Feb 04, 2020 in Viewpoint
3 ways to help employees embrace activity-based working
Quite often we hear doubts about activity-based working. Even though the concept has proven to lead to more productive employees and better use of the office space. Still, somewhere along the way, it goes wrong. Sometimes that’s in the implementation phase. Creating flexible workplaces isn’t enough. You have to make sure your employees are involved and informed to get the benefits. But how to? Today we have 3 tips to help employees embrace activity-based working. Let’s start with management!
Lead by example
If you’re in the transition towards activity-based working, the management has to get out of their individual offices. Explaining all the benefits to your employees about this concept really doesn’t cut it if you don’t show it yourself. The management needs to make the first move and promote the concept. After all, we don’t like to do what we’re told, but we like to copy behavior. You can help the management promote this concept by, for example, a message on your internal communication channels or letting them host a presentation about the new way of working.
Now let’s stay at the internal communication topic. If you’re moving towards a new office or redesigning your current office, there might be a lot of information that you want to share with your employees. And when there is a lot of information, there is a big chance not everybody reads eeeeeverything. So, make sure your communication is concise and activity-based working is always a part of it. The communication doesn’t have to be just digitally. Maybe you have to put up signs in the office the first few months or spread folders. Just make sure that whatever channel you pick, your information is being seen repeatedly.
Last but not least: empower employees by letting them be part of the transition. Employees want to be involved, and that doesn’t only benefit them, it also benefits the company. Because you know exactly what it is they want. You can start with, for example, an activity-list. Then you can organize co-creation sessions where employees can share their ideas and concerns about the (partly) new office. And if the concept is implemented, you can host weekly meetings where employees can join if they want to. Making it easy for employees who work remotely to join. It’s important to let employees speak up. However, of course, not all wishes can be granted. In the end, the company decides, but you have to involve them and be transparent.
Activity-based working at DHL Consulting
Recently, DHL Consulting made the change to activity-based working and designed a whole new office space. Jana Koch, a partner at DHL Consulting, told us all about how they involved employees in this mission. Read the full interview here.
Exploring ideas at the intersection of bricks, bytes, and behavior. Subscribe to our monthly newsletter.
Viewpoint / Feb 25, 2020 / Esmeé van Vliet
The benefits of activity-based working for employees

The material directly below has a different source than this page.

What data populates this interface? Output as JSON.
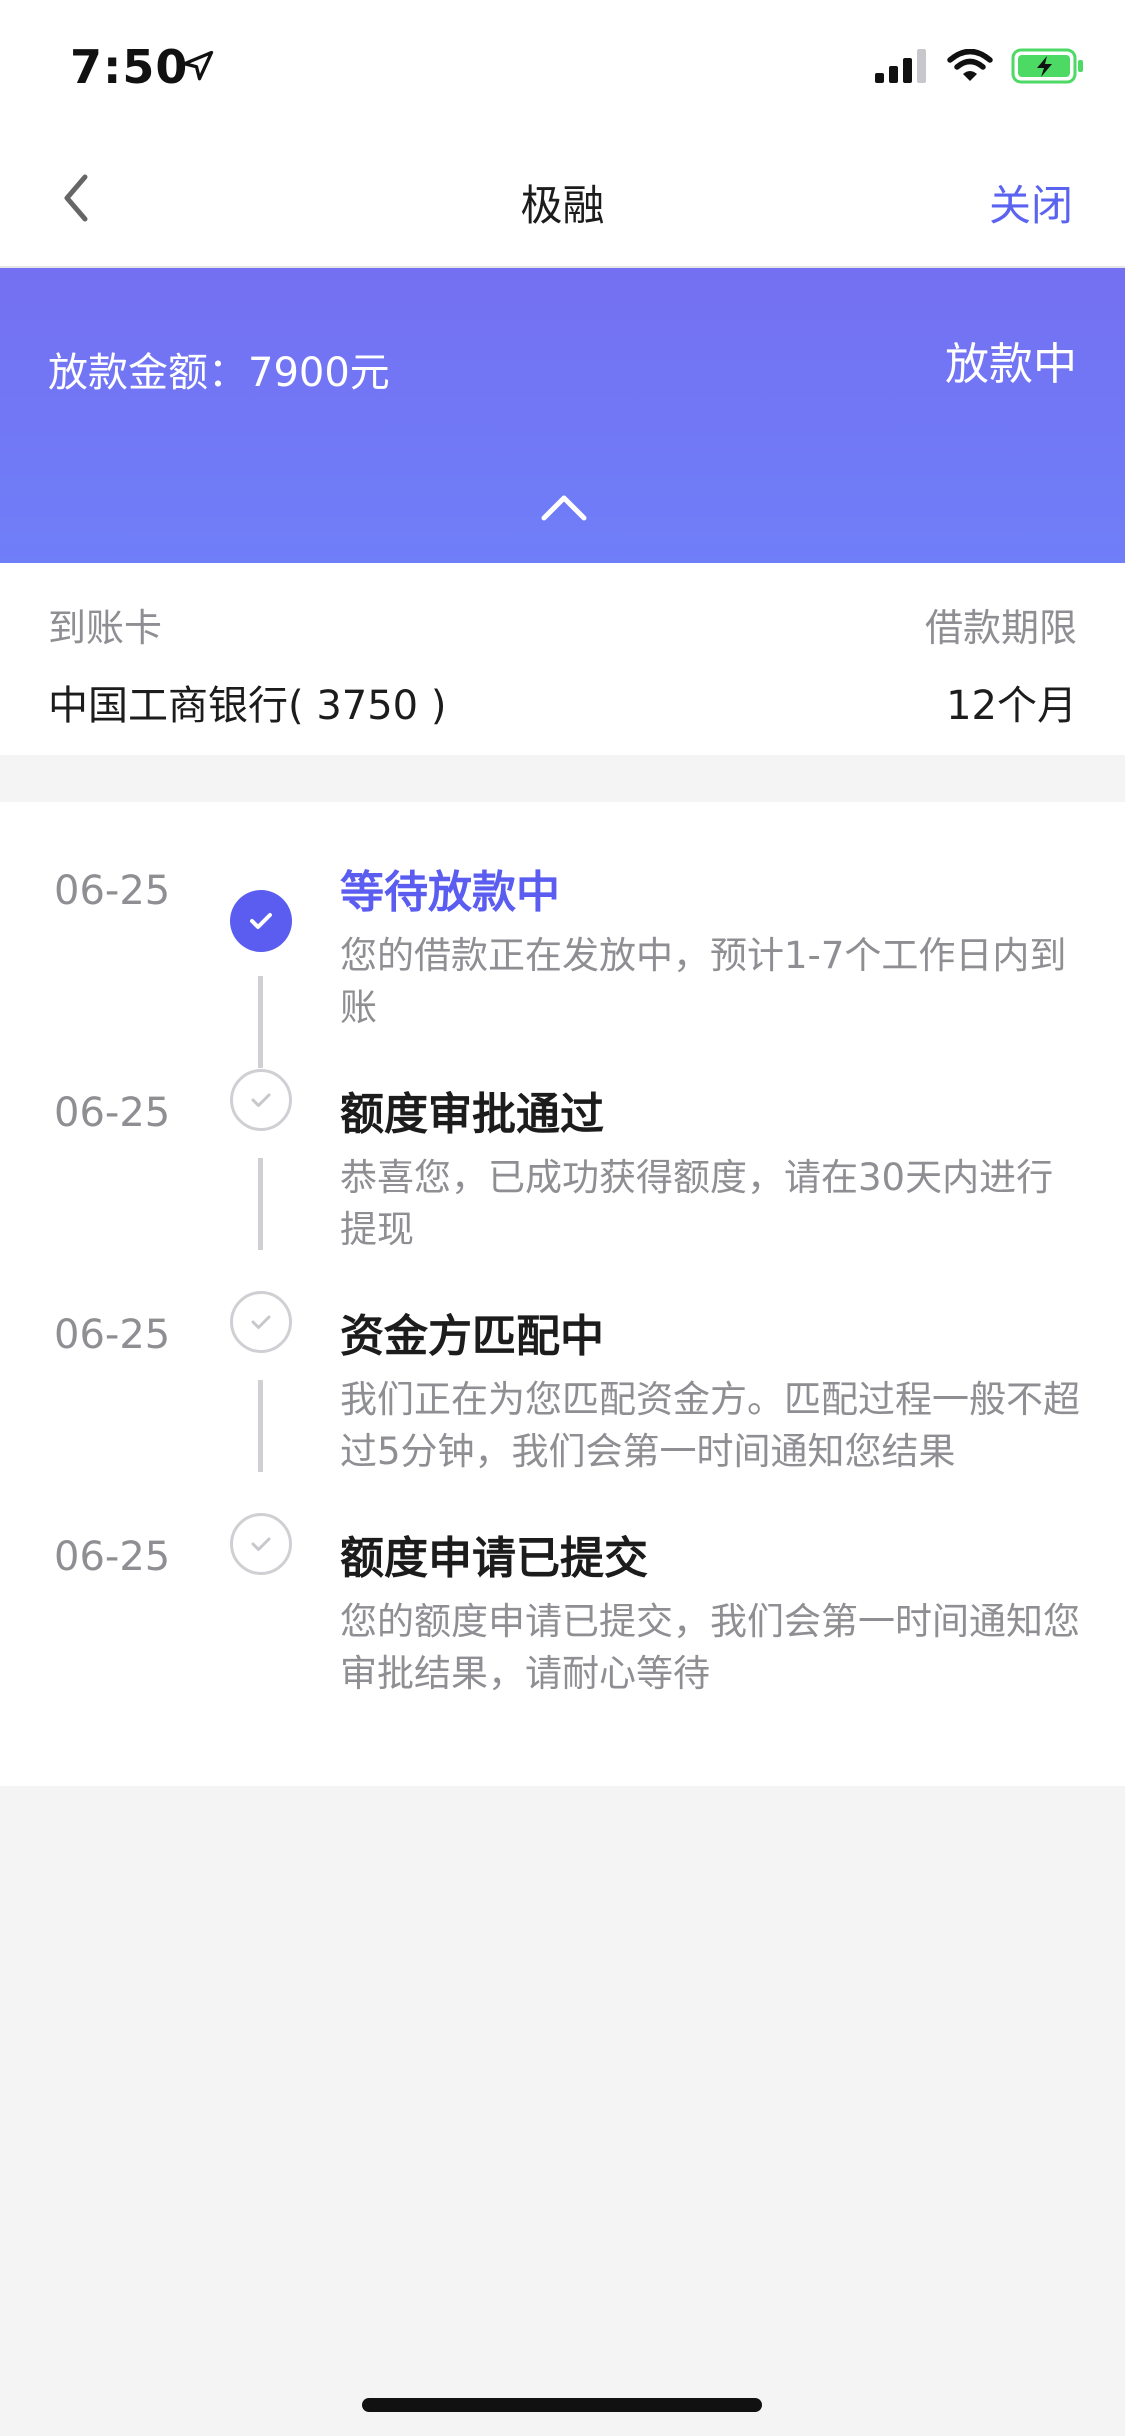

Whether you’re moving into a brand-new office, redesigning your current one or adding smart technology, the benefits of activity-based working may already be clear. This new way of working improves productivity, enhances well-being and stimulates collaboration. However, employees don’t embrace ac...Read more
Viewpoint / Feb 20, 2020 / Esmeé van Vliet
Why do we share our desks in the office?
In the last couple of years, the sharing economy slowly started to become more and more popular, as we shifted from ownership to access. Nowadays we go to the office with our rented bike and ride back from an office party with SnappCar. And not just physically, digitally we share a lot with peopl...Read more